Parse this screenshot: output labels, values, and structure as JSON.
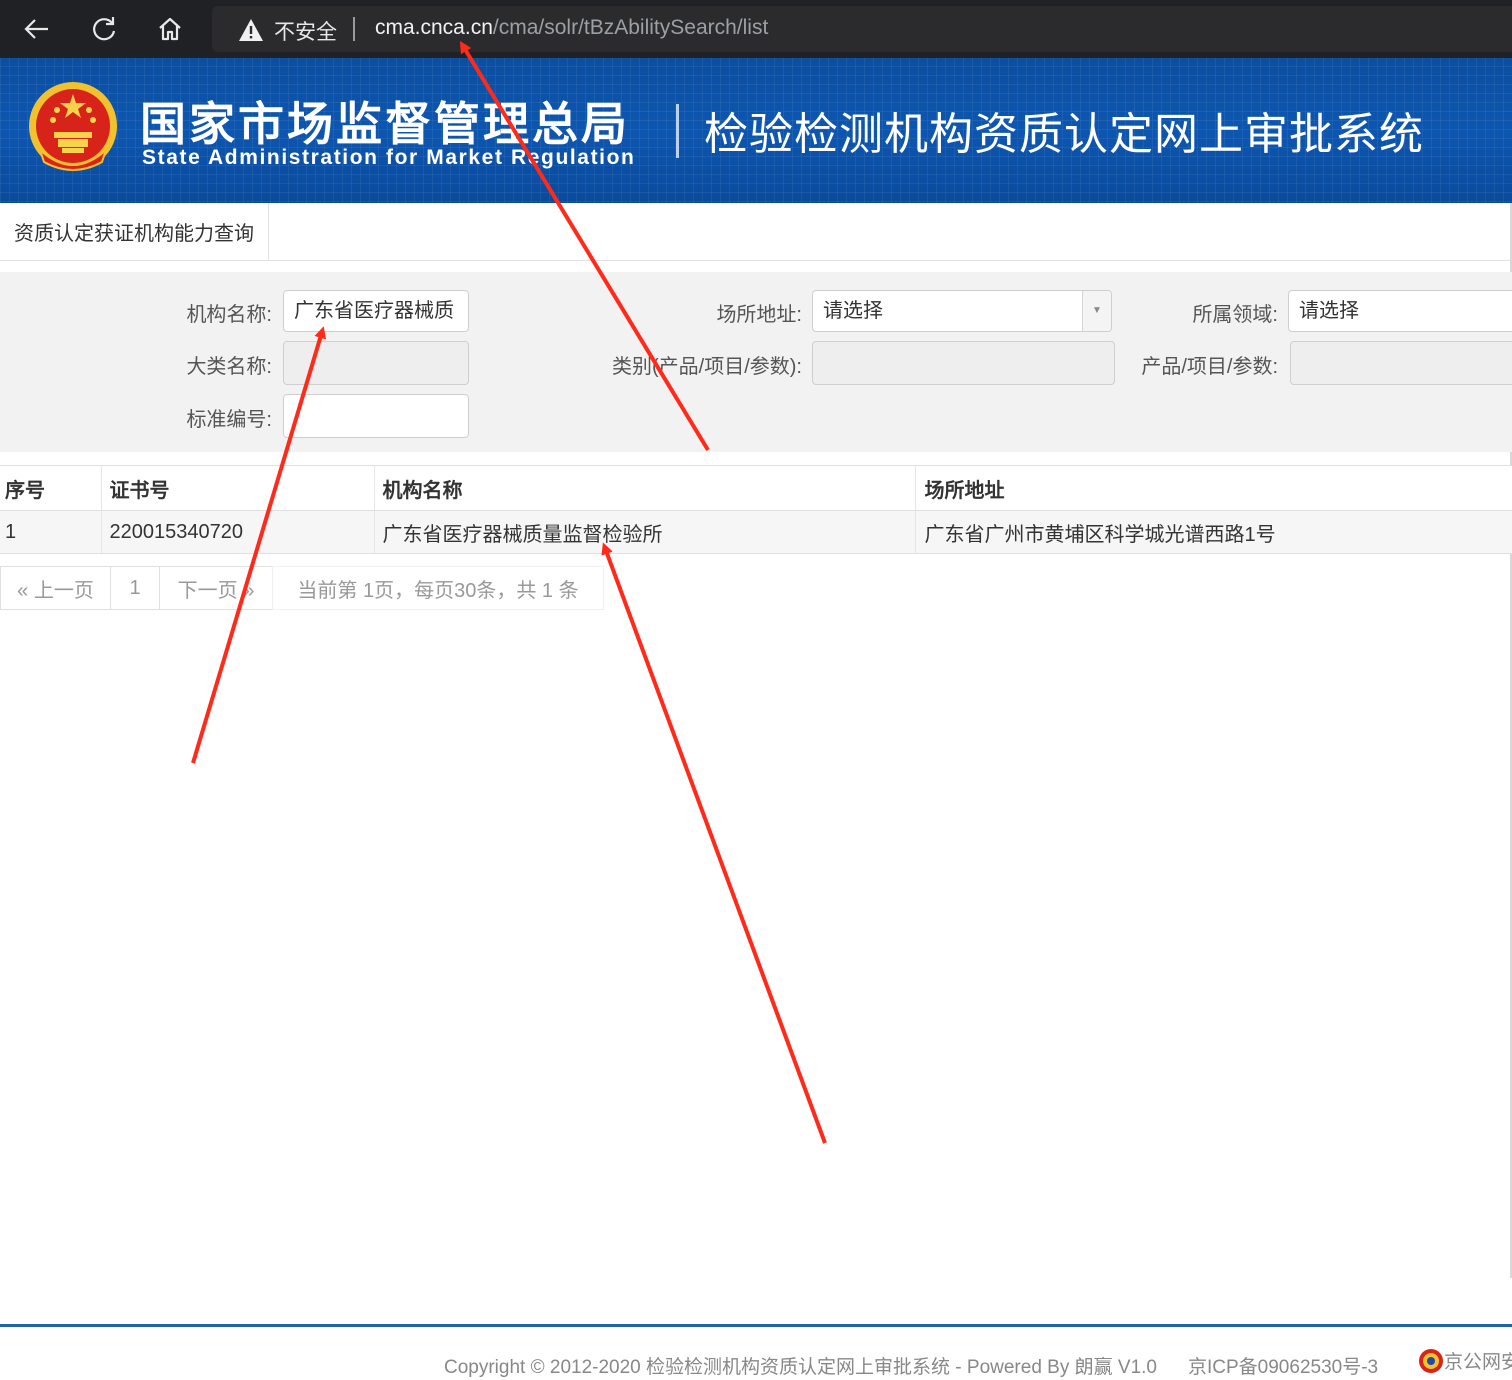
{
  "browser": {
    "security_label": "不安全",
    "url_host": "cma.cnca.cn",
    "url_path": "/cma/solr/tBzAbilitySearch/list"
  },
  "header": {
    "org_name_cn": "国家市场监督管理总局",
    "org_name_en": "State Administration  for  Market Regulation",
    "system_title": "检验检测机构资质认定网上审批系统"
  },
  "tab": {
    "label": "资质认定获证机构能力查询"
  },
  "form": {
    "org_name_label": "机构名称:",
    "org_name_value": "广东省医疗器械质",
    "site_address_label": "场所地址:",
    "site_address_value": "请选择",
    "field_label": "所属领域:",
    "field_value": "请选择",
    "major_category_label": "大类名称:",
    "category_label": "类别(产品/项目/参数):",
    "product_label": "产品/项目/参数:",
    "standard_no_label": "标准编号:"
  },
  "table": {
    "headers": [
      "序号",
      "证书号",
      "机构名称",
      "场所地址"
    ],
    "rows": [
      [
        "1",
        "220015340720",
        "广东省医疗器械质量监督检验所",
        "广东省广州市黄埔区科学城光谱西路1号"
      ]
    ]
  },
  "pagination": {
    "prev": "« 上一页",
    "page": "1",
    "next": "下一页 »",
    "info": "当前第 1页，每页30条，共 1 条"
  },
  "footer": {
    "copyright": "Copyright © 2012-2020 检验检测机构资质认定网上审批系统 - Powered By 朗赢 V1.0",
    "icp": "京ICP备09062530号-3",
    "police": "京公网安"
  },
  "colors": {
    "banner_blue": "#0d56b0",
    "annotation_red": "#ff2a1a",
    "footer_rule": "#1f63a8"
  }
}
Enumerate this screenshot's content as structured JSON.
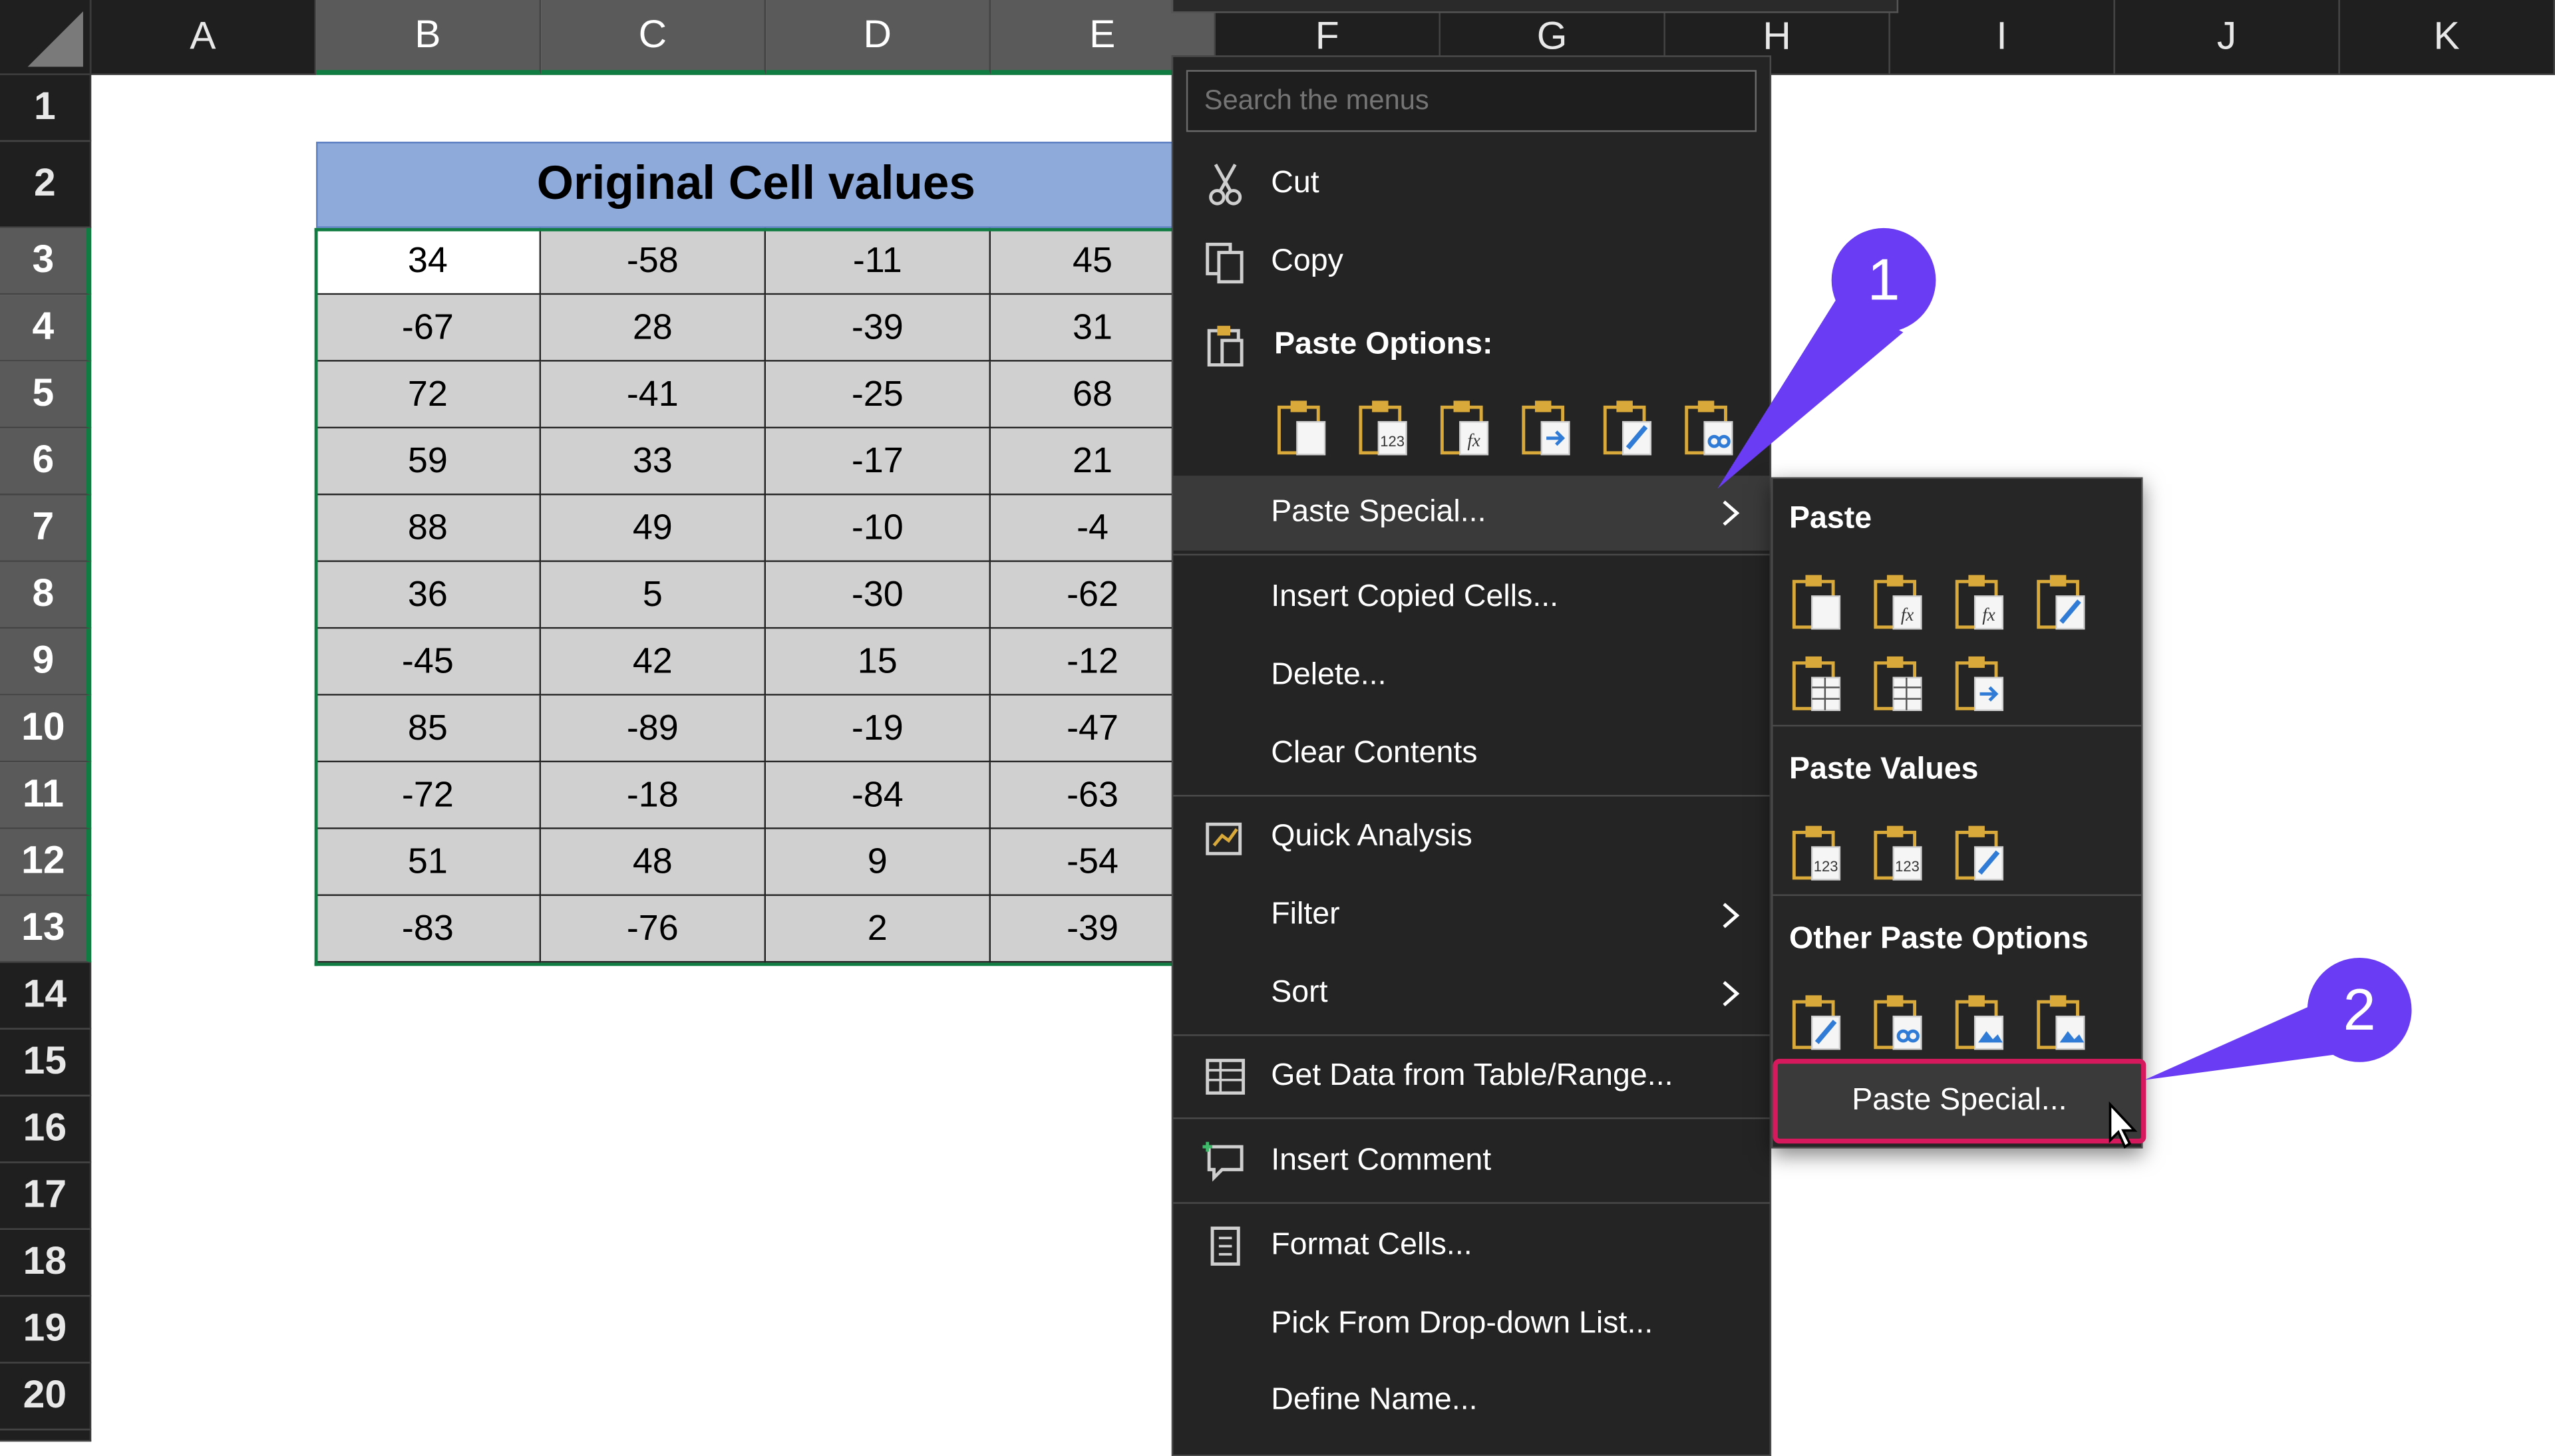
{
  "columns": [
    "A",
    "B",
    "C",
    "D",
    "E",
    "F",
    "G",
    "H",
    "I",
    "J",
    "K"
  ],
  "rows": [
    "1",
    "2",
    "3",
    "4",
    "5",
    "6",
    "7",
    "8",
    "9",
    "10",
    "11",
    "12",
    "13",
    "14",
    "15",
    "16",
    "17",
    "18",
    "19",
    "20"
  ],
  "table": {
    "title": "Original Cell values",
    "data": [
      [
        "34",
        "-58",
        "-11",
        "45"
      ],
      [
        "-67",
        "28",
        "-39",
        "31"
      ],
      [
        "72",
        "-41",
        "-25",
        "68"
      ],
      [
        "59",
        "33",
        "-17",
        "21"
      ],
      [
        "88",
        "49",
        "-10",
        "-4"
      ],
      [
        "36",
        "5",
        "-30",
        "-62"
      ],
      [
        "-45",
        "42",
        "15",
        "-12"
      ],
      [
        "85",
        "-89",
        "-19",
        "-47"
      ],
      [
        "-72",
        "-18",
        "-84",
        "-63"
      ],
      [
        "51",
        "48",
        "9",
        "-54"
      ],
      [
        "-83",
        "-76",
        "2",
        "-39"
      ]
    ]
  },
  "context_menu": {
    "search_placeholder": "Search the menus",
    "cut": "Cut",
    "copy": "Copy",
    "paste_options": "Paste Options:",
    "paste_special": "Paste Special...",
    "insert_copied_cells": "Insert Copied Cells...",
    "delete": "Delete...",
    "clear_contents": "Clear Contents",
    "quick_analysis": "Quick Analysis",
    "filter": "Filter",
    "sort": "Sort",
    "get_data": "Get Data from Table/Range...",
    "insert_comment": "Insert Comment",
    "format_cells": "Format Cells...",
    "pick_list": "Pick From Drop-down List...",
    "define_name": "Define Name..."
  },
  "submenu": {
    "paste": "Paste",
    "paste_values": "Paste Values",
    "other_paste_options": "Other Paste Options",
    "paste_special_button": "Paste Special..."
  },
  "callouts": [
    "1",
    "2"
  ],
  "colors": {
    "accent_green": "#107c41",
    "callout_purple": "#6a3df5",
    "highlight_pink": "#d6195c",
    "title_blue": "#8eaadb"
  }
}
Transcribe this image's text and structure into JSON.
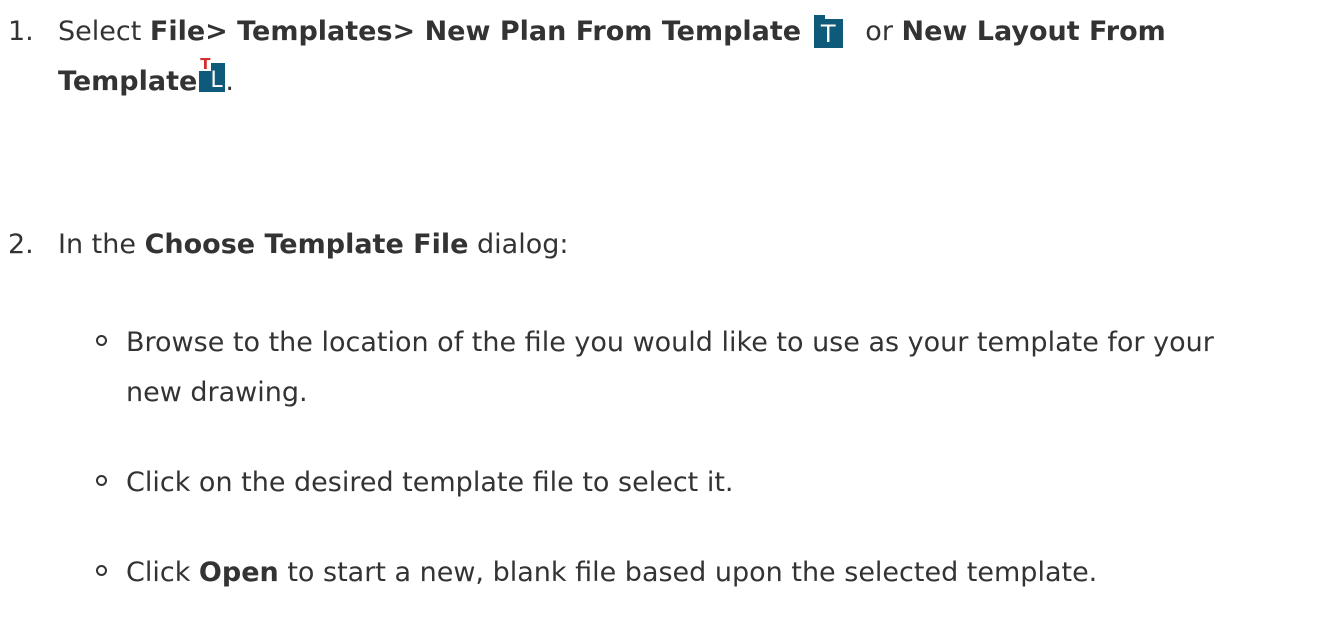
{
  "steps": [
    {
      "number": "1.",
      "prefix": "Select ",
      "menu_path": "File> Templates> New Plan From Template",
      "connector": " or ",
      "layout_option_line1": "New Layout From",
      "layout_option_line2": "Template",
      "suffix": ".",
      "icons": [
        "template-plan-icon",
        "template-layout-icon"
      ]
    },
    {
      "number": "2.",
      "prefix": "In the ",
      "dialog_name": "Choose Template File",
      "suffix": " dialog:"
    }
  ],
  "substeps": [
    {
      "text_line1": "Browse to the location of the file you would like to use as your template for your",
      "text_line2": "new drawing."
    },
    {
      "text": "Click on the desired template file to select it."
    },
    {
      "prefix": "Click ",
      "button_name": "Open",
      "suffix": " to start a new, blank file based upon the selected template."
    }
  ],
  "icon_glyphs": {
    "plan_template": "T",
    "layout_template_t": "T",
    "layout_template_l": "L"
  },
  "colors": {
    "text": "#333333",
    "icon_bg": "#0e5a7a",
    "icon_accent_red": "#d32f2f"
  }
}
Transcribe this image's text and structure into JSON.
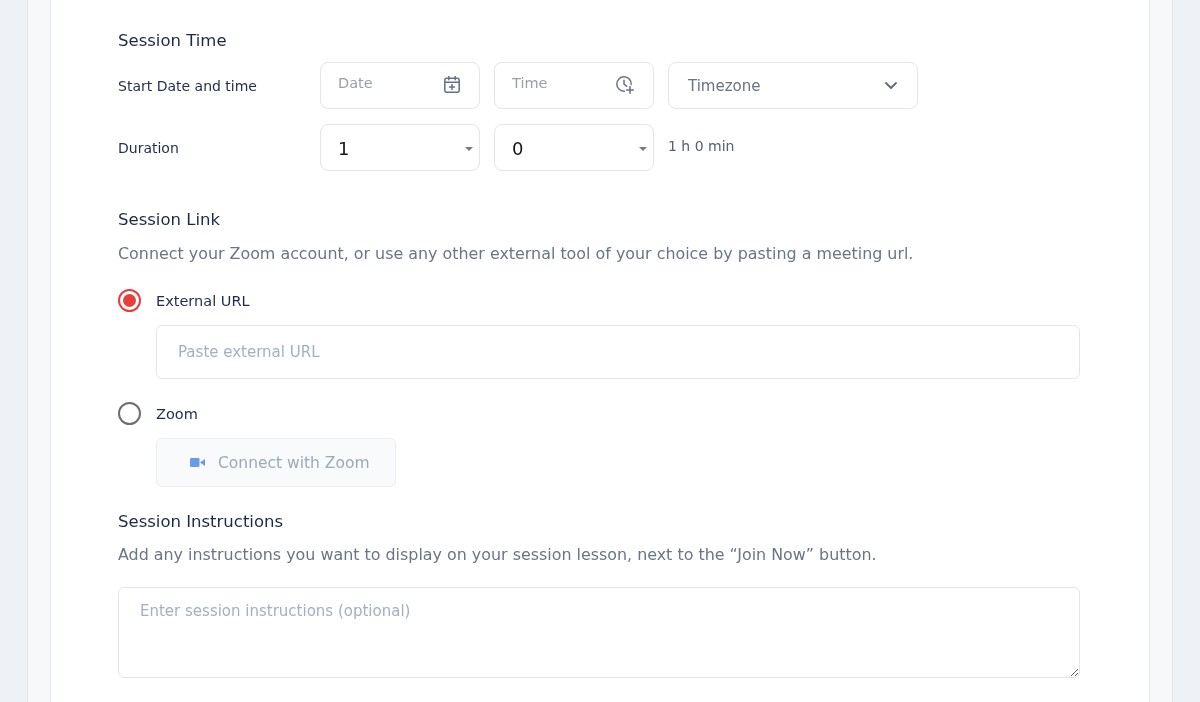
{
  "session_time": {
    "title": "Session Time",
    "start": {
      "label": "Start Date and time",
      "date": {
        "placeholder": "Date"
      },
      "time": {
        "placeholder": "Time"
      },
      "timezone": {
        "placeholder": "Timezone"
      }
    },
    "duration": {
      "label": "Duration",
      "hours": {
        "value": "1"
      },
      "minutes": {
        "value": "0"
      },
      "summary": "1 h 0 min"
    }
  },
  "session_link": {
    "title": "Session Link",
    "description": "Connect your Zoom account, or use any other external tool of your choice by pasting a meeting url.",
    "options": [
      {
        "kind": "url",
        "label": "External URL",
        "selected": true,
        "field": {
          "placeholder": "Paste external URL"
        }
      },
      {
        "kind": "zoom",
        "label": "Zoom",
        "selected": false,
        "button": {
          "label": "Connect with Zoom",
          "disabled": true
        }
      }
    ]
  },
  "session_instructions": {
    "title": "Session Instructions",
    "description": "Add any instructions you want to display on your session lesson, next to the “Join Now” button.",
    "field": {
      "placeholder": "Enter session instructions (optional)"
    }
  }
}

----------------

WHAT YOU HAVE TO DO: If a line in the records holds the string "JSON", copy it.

YOUR RESPONSE:
Parse this screenshot: output labels, values, and structure as JSON.
Enumerate this screenshot's content as structured JSON.
Transcribe this image's text and structure into JSON.
Transcribe this image's text and structure into JSON.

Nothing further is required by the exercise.